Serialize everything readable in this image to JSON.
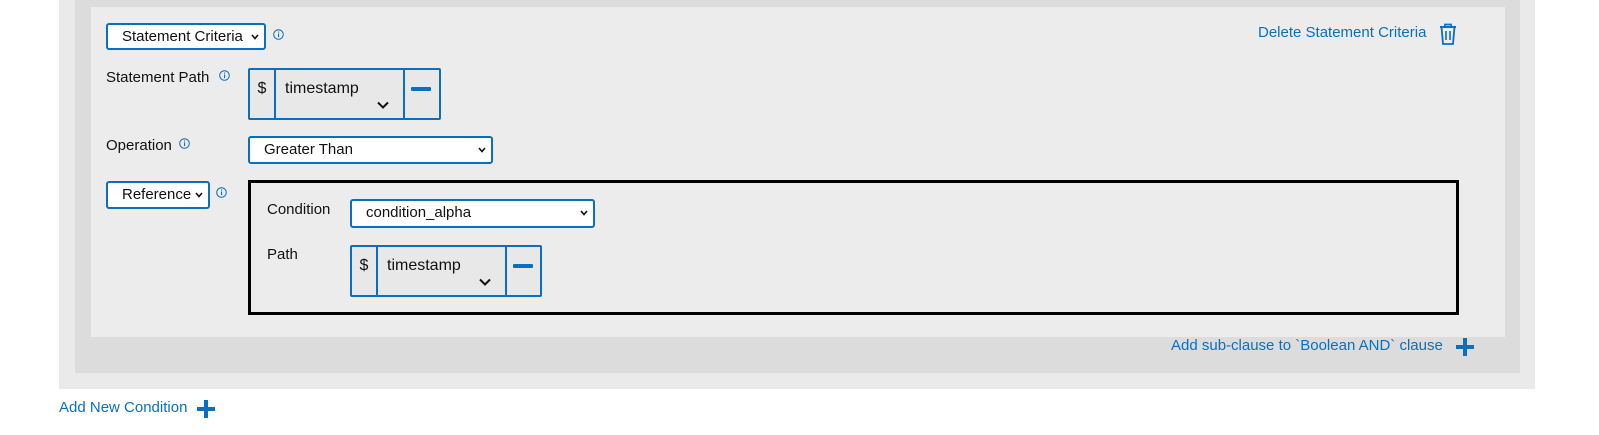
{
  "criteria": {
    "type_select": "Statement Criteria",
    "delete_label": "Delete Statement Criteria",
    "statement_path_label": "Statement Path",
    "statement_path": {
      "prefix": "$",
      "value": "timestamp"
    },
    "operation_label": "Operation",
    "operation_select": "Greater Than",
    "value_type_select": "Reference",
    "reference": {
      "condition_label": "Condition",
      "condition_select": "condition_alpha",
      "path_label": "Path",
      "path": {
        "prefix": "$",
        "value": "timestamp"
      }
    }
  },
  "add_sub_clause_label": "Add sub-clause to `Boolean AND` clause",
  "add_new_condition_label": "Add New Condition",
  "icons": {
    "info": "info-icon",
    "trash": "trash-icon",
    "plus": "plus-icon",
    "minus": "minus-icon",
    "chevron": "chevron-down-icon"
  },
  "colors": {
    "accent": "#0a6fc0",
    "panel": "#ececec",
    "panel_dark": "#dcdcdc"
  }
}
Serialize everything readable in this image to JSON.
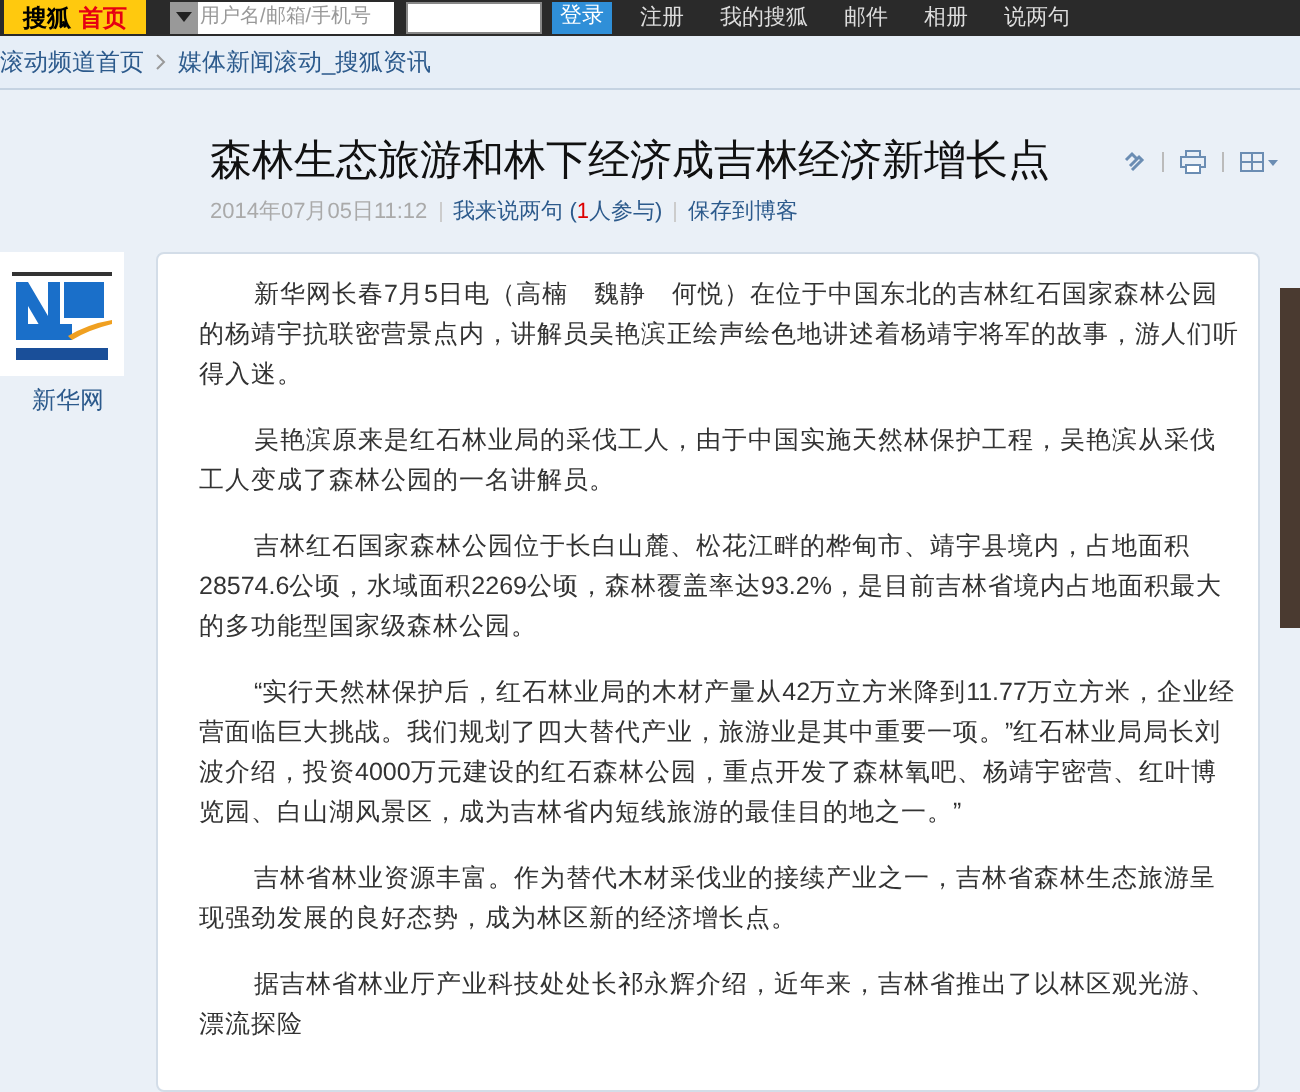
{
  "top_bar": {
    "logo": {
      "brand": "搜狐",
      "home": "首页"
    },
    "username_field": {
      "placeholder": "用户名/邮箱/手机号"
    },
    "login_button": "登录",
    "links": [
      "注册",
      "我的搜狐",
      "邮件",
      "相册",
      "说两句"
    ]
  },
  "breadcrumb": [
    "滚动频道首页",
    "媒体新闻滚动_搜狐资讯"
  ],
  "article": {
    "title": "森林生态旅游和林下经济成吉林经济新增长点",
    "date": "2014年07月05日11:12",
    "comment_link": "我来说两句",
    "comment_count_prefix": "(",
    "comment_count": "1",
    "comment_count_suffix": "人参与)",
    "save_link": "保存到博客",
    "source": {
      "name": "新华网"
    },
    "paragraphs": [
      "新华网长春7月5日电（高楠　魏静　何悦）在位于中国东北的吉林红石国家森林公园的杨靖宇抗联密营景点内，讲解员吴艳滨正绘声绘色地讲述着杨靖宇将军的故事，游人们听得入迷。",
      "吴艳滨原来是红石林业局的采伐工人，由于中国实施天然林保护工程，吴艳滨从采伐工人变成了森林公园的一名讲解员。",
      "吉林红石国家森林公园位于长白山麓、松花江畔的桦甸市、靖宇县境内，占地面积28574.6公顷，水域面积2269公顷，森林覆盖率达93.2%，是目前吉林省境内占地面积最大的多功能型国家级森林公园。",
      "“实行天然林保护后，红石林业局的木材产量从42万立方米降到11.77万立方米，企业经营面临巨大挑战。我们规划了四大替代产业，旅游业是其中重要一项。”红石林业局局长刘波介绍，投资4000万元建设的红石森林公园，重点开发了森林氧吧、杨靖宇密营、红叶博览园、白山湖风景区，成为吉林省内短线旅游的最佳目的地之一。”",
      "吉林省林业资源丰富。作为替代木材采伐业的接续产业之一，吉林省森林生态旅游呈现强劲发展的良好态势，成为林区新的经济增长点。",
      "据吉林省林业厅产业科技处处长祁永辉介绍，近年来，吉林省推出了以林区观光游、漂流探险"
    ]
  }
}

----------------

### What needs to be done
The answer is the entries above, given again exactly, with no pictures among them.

### Reply to the task
Serialize everything readable in this image to JSON.
{
  "criteria": {
    "type_select": "Statement Criteria",
    "delete_label": "Delete Statement Criteria",
    "statement_path_label": "Statement Path",
    "statement_path": {
      "prefix": "$",
      "value": "timestamp"
    },
    "operation_label": "Operation",
    "operation_select": "Greater Than",
    "value_type_select": "Reference",
    "reference": {
      "condition_label": "Condition",
      "condition_select": "condition_alpha",
      "path_label": "Path",
      "path": {
        "prefix": "$",
        "value": "timestamp"
      }
    }
  },
  "add_sub_clause_label": "Add sub-clause to `Boolean AND` clause",
  "add_new_condition_label": "Add New Condition",
  "icons": {
    "info": "info-icon",
    "trash": "trash-icon",
    "plus": "plus-icon",
    "minus": "minus-icon",
    "chevron": "chevron-down-icon"
  },
  "colors": {
    "accent": "#0a6fc0",
    "panel": "#ececec",
    "panel_dark": "#dcdcdc"
  }
}
Serialize everything readable in this image to JSON.
{
  "top_bar": {
    "logo": {
      "brand": "搜狐",
      "home": "首页"
    },
    "username_field": {
      "placeholder": "用户名/邮箱/手机号"
    },
    "login_button": "登录",
    "links": [
      "注册",
      "我的搜狐",
      "邮件",
      "相册",
      "说两句"
    ]
  },
  "breadcrumb": [
    "滚动频道首页",
    "媒体新闻滚动_搜狐资讯"
  ],
  "article": {
    "title": "森林生态旅游和林下经济成吉林经济新增长点",
    "date": "2014年07月05日11:12",
    "comment_link": "我来说两句",
    "comment_count_prefix": "(",
    "comment_count": "1",
    "comment_count_suffix": "人参与)",
    "save_link": "保存到博客",
    "source": {
      "name": "新华网"
    },
    "paragraphs": [
      "新华网长春7月5日电（高楠　魏静　何悦）在位于中国东北的吉林红石国家森林公园的杨靖宇抗联密营景点内，讲解员吴艳滨正绘声绘色地讲述着杨靖宇将军的故事，游人们听得入迷。",
      "吴艳滨原来是红石林业局的采伐工人，由于中国实施天然林保护工程，吴艳滨从采伐工人变成了森林公园的一名讲解员。",
      "吉林红石国家森林公园位于长白山麓、松花江畔的桦甸市、靖宇县境内，占地面积28574.6公顷，水域面积2269公顷，森林覆盖率达93.2%，是目前吉林省境内占地面积最大的多功能型国家级森林公园。",
      "“实行天然林保护后，红石林业局的木材产量从42万立方米降到11.77万立方米，企业经营面临巨大挑战。我们规划了四大替代产业，旅游业是其中重要一项。”红石林业局局长刘波介绍，投资4000万元建设的红石森林公园，重点开发了森林氧吧、杨靖宇密营、红叶博览园、白山湖风景区，成为吉林省内短线旅游的最佳目的地之一。”",
      "吉林省林业资源丰富。作为替代木材采伐业的接续产业之一，吉林省森林生态旅游呈现强劲发展的良好态势，成为林区新的经济增长点。",
      "据吉林省林业厅产业科技处处长祁永辉介绍，近年来，吉林省推出了以林区观光游、漂流探险"
    ]
  }
}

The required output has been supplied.